Start of RECORDS FOR PROCESSING

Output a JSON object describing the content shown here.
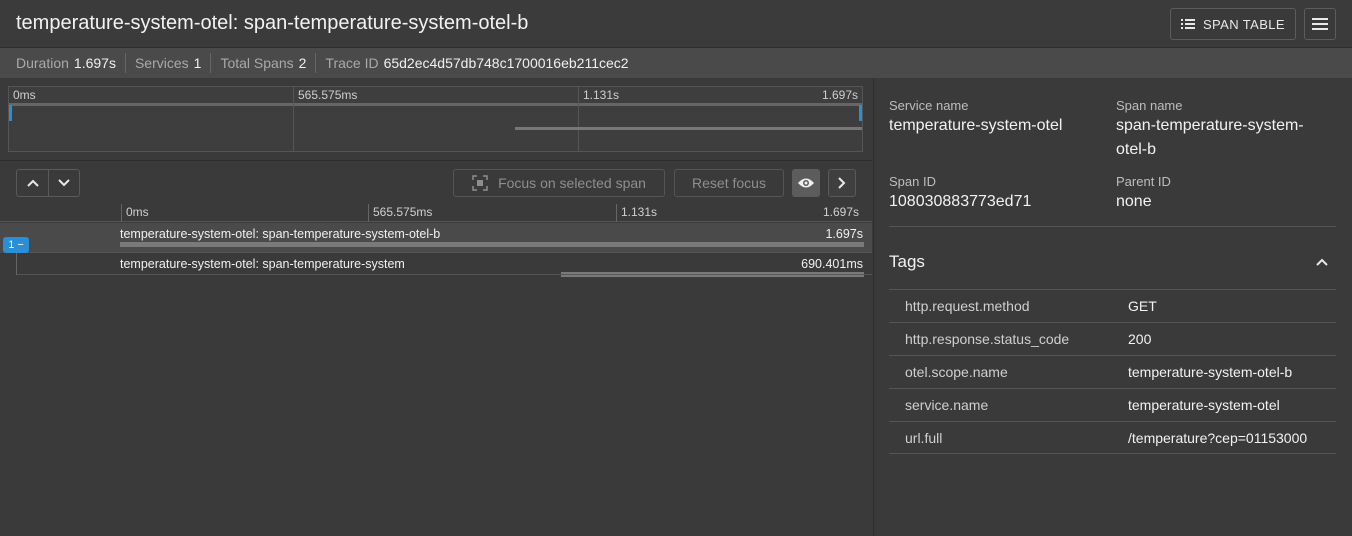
{
  "header": {
    "title": "temperature-system-otel: span-temperature-system-otel-b",
    "span_table_label": "SPAN TABLE"
  },
  "stats": [
    {
      "key": "Duration",
      "value": "1.697s"
    },
    {
      "key": "Services",
      "value": "1"
    },
    {
      "key": "Total Spans",
      "value": "2"
    },
    {
      "key": "Trace ID",
      "value": "65d2ec4d57db748c1700016eb211cec2"
    }
  ],
  "minimap": {
    "ticks": [
      "0ms",
      "565.575ms",
      "1.131s",
      "1.697s"
    ]
  },
  "toolbar": {
    "focus_label": "Focus on selected span",
    "reset_label": "Reset focus"
  },
  "timeline": {
    "ticks": [
      "0ms",
      "565.575ms",
      "1.131s",
      "1.697s"
    ],
    "badge": "1 −",
    "spans": [
      {
        "label": "temperature-system-otel: span-temperature-system-otel-b",
        "duration": "1.697s"
      },
      {
        "label": "temperature-system-otel: span-temperature-system",
        "duration": "690.401ms"
      }
    ]
  },
  "details": {
    "service_name_label": "Service name",
    "service_name": "temperature-system-otel",
    "span_name_label": "Span name",
    "span_name_line1": "span-temperature-system-",
    "span_name_line2": "otel-b",
    "span_id_label": "Span ID",
    "span_id": "108030883773ed71",
    "parent_id_label": "Parent ID",
    "parent_id": "none",
    "tags_title": "Tags",
    "tags": [
      {
        "key": "http.request.method",
        "value": "GET"
      },
      {
        "key": "http.response.status_code",
        "value": "200"
      },
      {
        "key": "otel.scope.name",
        "value": "temperature-system-otel-b"
      },
      {
        "key": "service.name",
        "value": "temperature-system-otel"
      },
      {
        "key": "url.full",
        "value": "/temperature?cep=01153000"
      }
    ]
  },
  "colors": {
    "accent": "#2a8fd4",
    "background": "#3a3a3a"
  }
}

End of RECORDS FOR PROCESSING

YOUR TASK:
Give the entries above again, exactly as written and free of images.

THE COMPLETED TASK:
Output a JSON object describing the content shown here.
{
  "header": {
    "title": "temperature-system-otel: span-temperature-system-otel-b",
    "span_table_label": "SPAN TABLE"
  },
  "stats": [
    {
      "key": "Duration",
      "value": "1.697s"
    },
    {
      "key": "Services",
      "value": "1"
    },
    {
      "key": "Total Spans",
      "value": "2"
    },
    {
      "key": "Trace ID",
      "value": "65d2ec4d57db748c1700016eb211cec2"
    }
  ],
  "minimap": {
    "ticks": [
      "0ms",
      "565.575ms",
      "1.131s",
      "1.697s"
    ]
  },
  "toolbar": {
    "focus_label": "Focus on selected span",
    "reset_label": "Reset focus"
  },
  "timeline": {
    "ticks": [
      "0ms",
      "565.575ms",
      "1.131s",
      "1.697s"
    ],
    "badge": "1 −",
    "spans": [
      {
        "label": "temperature-system-otel: span-temperature-system-otel-b",
        "duration": "1.697s"
      },
      {
        "label": "temperature-system-otel: span-temperature-system",
        "duration": "690.401ms"
      }
    ]
  },
  "details": {
    "service_name_label": "Service name",
    "service_name": "temperature-system-otel",
    "span_name_label": "Span name",
    "span_name_line1": "span-temperature-system-",
    "span_name_line2": "otel-b",
    "span_id_label": "Span ID",
    "span_id": "108030883773ed71",
    "parent_id_label": "Parent ID",
    "parent_id": "none",
    "tags_title": "Tags",
    "tags": [
      {
        "key": "http.request.method",
        "value": "GET"
      },
      {
        "key": "http.response.status_code",
        "value": "200"
      },
      {
        "key": "otel.scope.name",
        "value": "temperature-system-otel-b"
      },
      {
        "key": "service.name",
        "value": "temperature-system-otel"
      },
      {
        "key": "url.full",
        "value": "/temperature?cep=01153000"
      }
    ]
  },
  "colors": {
    "accent": "#2a8fd4",
    "background": "#3a3a3a"
  }
}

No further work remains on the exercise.